Despite these problems the detective superintendent told me they've been able to deduce Tiah left of her own accord. "We know that Tiah walked out of the school willingly at about 0820 hours," he said.
The school is strangely quiet, and I walk around looking for someone to talk to, but no one will. Actually, this is a recurring issue over the next few weeks. The investigation of Tiahleigh's death is still open, which means media snooping is frowned upon. That she was a foster child with a difficult family history makes things even more difficult. I drive around Logan thinking that restricting people from talking—and therefore keeping the story out of the news—might be somewhat counterproductive. Still, over and over again I'm met with the same response: "Sorry, I'm not allowed to talk about that."
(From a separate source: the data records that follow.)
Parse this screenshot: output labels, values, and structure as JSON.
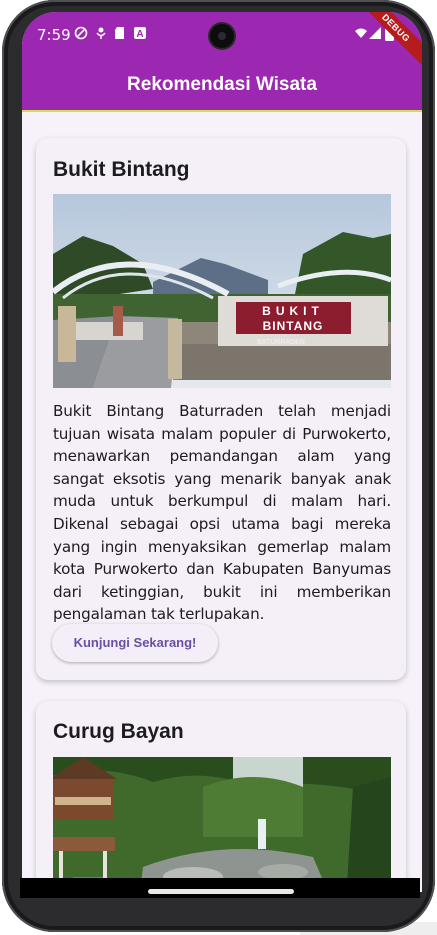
{
  "status_bar": {
    "time": "7:59",
    "left_icons": [
      "shield-icon",
      "mic-icon",
      "sd-card-icon",
      "a-badge-icon"
    ],
    "right_icons": [
      "wifi-icon",
      "signal-icon",
      "battery-icon"
    ],
    "debug_banner": "DEBUG"
  },
  "app_bar": {
    "title": "Rekomendasi Wisata",
    "color": "#9c27b0"
  },
  "destinations": [
    {
      "name": "Bukit Bintang",
      "photo_description": "Bukit Bintang Baturraden entrance sign",
      "sign_line1": "BUKIT",
      "sign_line2": "BINTANG",
      "sign_line3": "BATURRADEN",
      "description": "Bukit Bintang Baturraden telah menjadi tujuan wisata malam populer di Purwokerto, menawarkan pemandangan alam yang sangat eksotis yang menarik banyak anak muda untuk berkumpul di malam hari. Dikenal sebagai opsi utama bagi mereka yang ingin menyaksikan gemerlap malam kota Purwokerto dan Kabupaten Banyumas dari ketinggian, bukit ini memberikan pengalaman tak terlupakan.",
      "button_label": "Kunjungi Sekarang!"
    },
    {
      "name": "Curug Bayan",
      "photo_description": "Curug Bayan waterfall and forest"
    }
  ],
  "colors": {
    "accent": "#6750a4",
    "card": "#f5eff8",
    "background": "#f7f2fa"
  }
}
I leave the school and head to the local McDonald's where Tiah was known to hang out. The police department has gathered enough information to be positive that she was planning to cut class that day—and if we're working under the assumption that she encountered a predator, there are two main plausible theories. One is that Tiah was planning to meet someone and that's why she left school. The other is that she was planning to leave school and was abducted. The shopping precinct seems a likely enough setting for either.
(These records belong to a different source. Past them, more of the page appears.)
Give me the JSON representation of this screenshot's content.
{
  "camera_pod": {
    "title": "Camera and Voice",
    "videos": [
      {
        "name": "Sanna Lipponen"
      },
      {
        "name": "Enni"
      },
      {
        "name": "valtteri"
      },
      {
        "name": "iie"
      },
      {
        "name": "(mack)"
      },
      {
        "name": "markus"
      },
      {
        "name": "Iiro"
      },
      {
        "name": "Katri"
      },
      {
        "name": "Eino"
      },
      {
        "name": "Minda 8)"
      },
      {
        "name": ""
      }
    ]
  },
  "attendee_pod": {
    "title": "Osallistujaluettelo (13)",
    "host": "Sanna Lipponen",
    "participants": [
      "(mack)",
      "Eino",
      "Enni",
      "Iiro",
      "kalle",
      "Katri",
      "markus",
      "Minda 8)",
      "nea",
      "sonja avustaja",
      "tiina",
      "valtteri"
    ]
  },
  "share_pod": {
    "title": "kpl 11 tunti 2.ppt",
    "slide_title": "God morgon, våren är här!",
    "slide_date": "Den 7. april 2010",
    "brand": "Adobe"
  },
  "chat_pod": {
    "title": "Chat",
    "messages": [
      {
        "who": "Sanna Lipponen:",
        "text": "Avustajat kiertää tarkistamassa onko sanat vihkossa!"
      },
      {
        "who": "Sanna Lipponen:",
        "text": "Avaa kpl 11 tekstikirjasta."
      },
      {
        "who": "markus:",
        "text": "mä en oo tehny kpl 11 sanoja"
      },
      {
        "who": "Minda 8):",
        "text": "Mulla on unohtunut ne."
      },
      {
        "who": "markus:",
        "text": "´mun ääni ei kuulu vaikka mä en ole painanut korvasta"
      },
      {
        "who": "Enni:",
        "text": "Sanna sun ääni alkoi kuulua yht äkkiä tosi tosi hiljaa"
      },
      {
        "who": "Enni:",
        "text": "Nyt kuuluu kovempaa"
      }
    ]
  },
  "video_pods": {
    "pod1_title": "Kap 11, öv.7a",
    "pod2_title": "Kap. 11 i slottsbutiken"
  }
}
It's in a busy area with lots of traffic, a KFC, a 7-Eleven, a Red Rooster, an Aldi, a Subway, and a Dominos. One classmate told police she saw Tiah here on the morning of the disappearance, but CCTV footage has revealed no evidence of this. I decide to keep moving.
The drive out to the Pimpama River, where Tiah's body was found, takes about 40 minutes and I'm forced to take a toll road. I wonder if the toll cameras were checked—could they provide any evidence? In any case, the police officers had told me they could only comment generally on Tiah's movements that morning, so I don't know for sure. I'm on the highway for a while, and when I get off, I reach a desolate stretch of dusty bitumen that leads to the river. One way or another, Tiah was on this road too.
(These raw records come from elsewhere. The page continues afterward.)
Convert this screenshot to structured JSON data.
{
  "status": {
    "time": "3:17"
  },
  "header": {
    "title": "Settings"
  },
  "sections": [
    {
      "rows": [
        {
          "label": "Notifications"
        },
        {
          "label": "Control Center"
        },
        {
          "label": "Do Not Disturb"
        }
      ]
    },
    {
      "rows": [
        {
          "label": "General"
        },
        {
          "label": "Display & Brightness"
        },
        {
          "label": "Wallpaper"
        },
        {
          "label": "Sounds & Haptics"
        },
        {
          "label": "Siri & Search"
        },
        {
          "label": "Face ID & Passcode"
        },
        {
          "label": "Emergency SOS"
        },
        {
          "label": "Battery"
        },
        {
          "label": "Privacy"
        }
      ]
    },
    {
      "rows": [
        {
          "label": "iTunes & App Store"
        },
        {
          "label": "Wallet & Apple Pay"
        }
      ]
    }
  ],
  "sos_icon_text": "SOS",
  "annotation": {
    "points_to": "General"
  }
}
I get out to take some photos of a road sign. As I'm walking back to my car, keys in hand, a vehicle pulls up alongside me. I'm silently freaking out, but it's a construction worker who wants directions. I can't help and he drives off, and I exhale. "Wimp" is a word to describe me, but it's also a creepy road. It's out of the way, empty, and surrounded by bushland. It's also not the closest river to the school, and it is surprisingly close to an infinitely nicer ocean. There's no reason any young girl would come here on her own volition.
I find the place where Tiah's body was recovered. It's just past a recycled water treatment plant on the north side of a grated bridge. Barbed wire lines the bushland and the riverbank. It's not exactly what I'd call beautiful.
I look at the stagnant water where Tiahleigh was found semi-naked. She went to school wearing a uniform, carrying a purple Mambo backpack. Then she ended up in this filthy, barely-moving water, while the backpack and the uniform disappeared. I think about where they are now, and wonder if the fisherman who found Tiahleigh received counseling.
Currently there are around 20 police investigators on the case, trying to work out whether Tiah's abductor was known to her. They have looked into sex offenders in the area and scoured the 12-year-old's social media accounts and internet logs. However, there is a complication: Tiah did not have a phone or personal computer. All of her online interactions are spread across computers and phones belonging to her friends, foster carers, and her school. Finding out what happened to her is complicated, for a whole series of reasons.
Whatever happened in Waterford West, it led to the tragic death of a 12-year-old girl.
If you have any further information about her disappearance, please contact Queensland Police or Crime Stoppers at 1300 333 000.